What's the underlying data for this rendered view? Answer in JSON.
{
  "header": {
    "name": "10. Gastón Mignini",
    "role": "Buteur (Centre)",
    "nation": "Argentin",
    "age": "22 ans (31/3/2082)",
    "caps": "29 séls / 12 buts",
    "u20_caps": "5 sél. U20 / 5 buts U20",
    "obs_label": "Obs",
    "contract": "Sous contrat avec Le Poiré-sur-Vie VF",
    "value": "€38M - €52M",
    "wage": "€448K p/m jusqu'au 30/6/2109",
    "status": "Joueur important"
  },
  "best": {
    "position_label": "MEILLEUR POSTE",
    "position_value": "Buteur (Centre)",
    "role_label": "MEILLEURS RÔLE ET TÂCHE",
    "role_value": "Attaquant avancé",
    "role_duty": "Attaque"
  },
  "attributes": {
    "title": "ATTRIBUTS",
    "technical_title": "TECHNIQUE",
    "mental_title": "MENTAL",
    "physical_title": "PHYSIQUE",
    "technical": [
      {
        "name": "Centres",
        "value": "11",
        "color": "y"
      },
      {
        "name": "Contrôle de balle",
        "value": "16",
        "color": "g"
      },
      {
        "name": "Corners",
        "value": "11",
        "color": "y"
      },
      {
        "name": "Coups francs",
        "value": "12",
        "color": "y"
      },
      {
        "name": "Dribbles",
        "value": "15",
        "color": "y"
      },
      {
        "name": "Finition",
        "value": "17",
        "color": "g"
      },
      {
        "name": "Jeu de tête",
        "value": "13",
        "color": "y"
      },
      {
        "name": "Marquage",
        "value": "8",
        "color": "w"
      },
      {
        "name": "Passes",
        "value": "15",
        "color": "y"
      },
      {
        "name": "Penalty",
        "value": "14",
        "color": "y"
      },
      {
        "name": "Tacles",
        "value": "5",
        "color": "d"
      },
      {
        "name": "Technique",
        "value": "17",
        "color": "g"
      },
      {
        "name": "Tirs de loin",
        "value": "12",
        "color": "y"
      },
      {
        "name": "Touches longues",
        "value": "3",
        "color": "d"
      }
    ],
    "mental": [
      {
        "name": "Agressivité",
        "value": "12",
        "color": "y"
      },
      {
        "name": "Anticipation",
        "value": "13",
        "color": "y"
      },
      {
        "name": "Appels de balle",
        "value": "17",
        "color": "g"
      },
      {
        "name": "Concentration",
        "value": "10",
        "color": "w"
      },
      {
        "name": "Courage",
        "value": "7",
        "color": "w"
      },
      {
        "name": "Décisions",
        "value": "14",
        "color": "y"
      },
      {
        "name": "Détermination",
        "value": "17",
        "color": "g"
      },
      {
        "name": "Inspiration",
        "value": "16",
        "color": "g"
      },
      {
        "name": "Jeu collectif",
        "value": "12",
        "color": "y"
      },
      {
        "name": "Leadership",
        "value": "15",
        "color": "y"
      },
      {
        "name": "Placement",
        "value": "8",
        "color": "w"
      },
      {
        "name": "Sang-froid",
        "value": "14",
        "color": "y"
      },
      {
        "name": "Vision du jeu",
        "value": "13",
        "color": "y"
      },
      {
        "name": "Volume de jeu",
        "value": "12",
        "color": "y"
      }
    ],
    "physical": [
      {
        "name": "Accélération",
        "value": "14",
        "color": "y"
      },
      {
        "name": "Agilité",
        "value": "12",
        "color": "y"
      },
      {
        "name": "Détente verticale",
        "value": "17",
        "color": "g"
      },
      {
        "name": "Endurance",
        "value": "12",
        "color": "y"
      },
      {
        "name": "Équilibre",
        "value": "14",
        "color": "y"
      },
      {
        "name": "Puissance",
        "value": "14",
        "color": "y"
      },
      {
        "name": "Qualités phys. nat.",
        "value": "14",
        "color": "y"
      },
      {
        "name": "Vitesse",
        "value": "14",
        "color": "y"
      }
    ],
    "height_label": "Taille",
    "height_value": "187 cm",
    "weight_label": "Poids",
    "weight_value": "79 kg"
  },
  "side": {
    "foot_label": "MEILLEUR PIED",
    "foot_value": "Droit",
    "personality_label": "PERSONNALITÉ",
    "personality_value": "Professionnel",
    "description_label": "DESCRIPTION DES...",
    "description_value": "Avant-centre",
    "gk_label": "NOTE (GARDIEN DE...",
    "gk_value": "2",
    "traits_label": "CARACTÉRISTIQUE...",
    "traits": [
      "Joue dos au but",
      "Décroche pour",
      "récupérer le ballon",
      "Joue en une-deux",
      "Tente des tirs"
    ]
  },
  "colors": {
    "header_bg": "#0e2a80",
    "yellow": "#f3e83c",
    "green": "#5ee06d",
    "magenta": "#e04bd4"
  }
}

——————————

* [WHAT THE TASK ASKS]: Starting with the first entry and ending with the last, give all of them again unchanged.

* [ANSWER AREA]:
What's the underlying data for this rendered view? Answer in JSON.
{
  "header": {
    "name": "10. Gastón Mignini",
    "role": "Buteur (Centre)",
    "nation": "Argentin",
    "age": "22 ans (31/3/2082)",
    "caps": "29 séls / 12 buts",
    "u20_caps": "5 sél. U20 / 5 buts U20",
    "obs_label": "Obs",
    "contract": "Sous contrat avec Le Poiré-sur-Vie VF",
    "value": "€38M - €52M",
    "wage": "€448K p/m jusqu'au 30/6/2109",
    "status": "Joueur important"
  },
  "best": {
    "position_label": "MEILLEUR POSTE",
    "position_value": "Buteur (Centre)",
    "role_label": "MEILLEURS RÔLE ET TÂCHE",
    "role_value": "Attaquant avancé",
    "role_duty": "Attaque"
  },
  "attributes": {
    "title": "ATTRIBUTS",
    "technical_title": "TECHNIQUE",
    "mental_title": "MENTAL",
    "physical_title": "PHYSIQUE",
    "technical": [
      {
        "name": "Centres",
        "value": "11",
        "color": "y"
      },
      {
        "name": "Contrôle de balle",
        "value": "16",
        "color": "g"
      },
      {
        "name": "Corners",
        "value": "11",
        "color": "y"
      },
      {
        "name": "Coups francs",
        "value": "12",
        "color": "y"
      },
      {
        "name": "Dribbles",
        "value": "15",
        "color": "y"
      },
      {
        "name": "Finition",
        "value": "17",
        "color": "g"
      },
      {
        "name": "Jeu de tête",
        "value": "13",
        "color": "y"
      },
      {
        "name": "Marquage",
        "value": "8",
        "color": "w"
      },
      {
        "name": "Passes",
        "value": "15",
        "color": "y"
      },
      {
        "name": "Penalty",
        "value": "14",
        "color": "y"
      },
      {
        "name": "Tacles",
        "value": "5",
        "color": "d"
      },
      {
        "name": "Technique",
        "value": "17",
        "color": "g"
      },
      {
        "name": "Tirs de loin",
        "value": "12",
        "color": "y"
      },
      {
        "name": "Touches longues",
        "value": "3",
        "color": "d"
      }
    ],
    "mental": [
      {
        "name": "Agressivité",
        "value": "12",
        "color": "y"
      },
      {
        "name": "Anticipation",
        "value": "13",
        "color": "y"
      },
      {
        "name": "Appels de balle",
        "value": "17",
        "color": "g"
      },
      {
        "name": "Concentration",
        "value": "10",
        "color": "w"
      },
      {
        "name": "Courage",
        "value": "7",
        "color": "w"
      },
      {
        "name": "Décisions",
        "value": "14",
        "color": "y"
      },
      {
        "name": "Détermination",
        "value": "17",
        "color": "g"
      },
      {
        "name": "Inspiration",
        "value": "16",
        "color": "g"
      },
      {
        "name": "Jeu collectif",
        "value": "12",
        "color": "y"
      },
      {
        "name": "Leadership",
        "value": "15",
        "color": "y"
      },
      {
        "name": "Placement",
        "value": "8",
        "color": "w"
      },
      {
        "name": "Sang-froid",
        "value": "14",
        "color": "y"
      },
      {
        "name": "Vision du jeu",
        "value": "13",
        "color": "y"
      },
      {
        "name": "Volume de jeu",
        "value": "12",
        "color": "y"
      }
    ],
    "physical": [
      {
        "name": "Accélération",
        "value": "14",
        "color": "y"
      },
      {
        "name": "Agilité",
        "value": "12",
        "color": "y"
      },
      {
        "name": "Détente verticale",
        "value": "17",
        "color": "g"
      },
      {
        "name": "Endurance",
        "value": "12",
        "color": "y"
      },
      {
        "name": "Équilibre",
        "value": "14",
        "color": "y"
      },
      {
        "name": "Puissance",
        "value": "14",
        "color": "y"
      },
      {
        "name": "Qualités phys. nat.",
        "value": "14",
        "color": "y"
      },
      {
        "name": "Vitesse",
        "value": "14",
        "color": "y"
      }
    ],
    "height_label": "Taille",
    "height_value": "187 cm",
    "weight_label": "Poids",
    "weight_value": "79 kg"
  },
  "side": {
    "foot_label": "MEILLEUR PIED",
    "foot_value": "Droit",
    "personality_label": "PERSONNALITÉ",
    "personality_value": "Professionnel",
    "description_label": "DESCRIPTION DES...",
    "description_value": "Avant-centre",
    "gk_label": "NOTE (GARDIEN DE...",
    "gk_value": "2",
    "traits_label": "CARACTÉRISTIQUE...",
    "traits": [
      "Joue dos au but",
      "Décroche pour",
      "récupérer le ballon",
      "Joue en une-deux",
      "Tente des tirs"
    ]
  },
  "colors": {
    "header_bg": "#0e2a80",
    "yellow": "#f3e83c",
    "green": "#5ee06d",
    "magenta": "#e04bd4"
  }
}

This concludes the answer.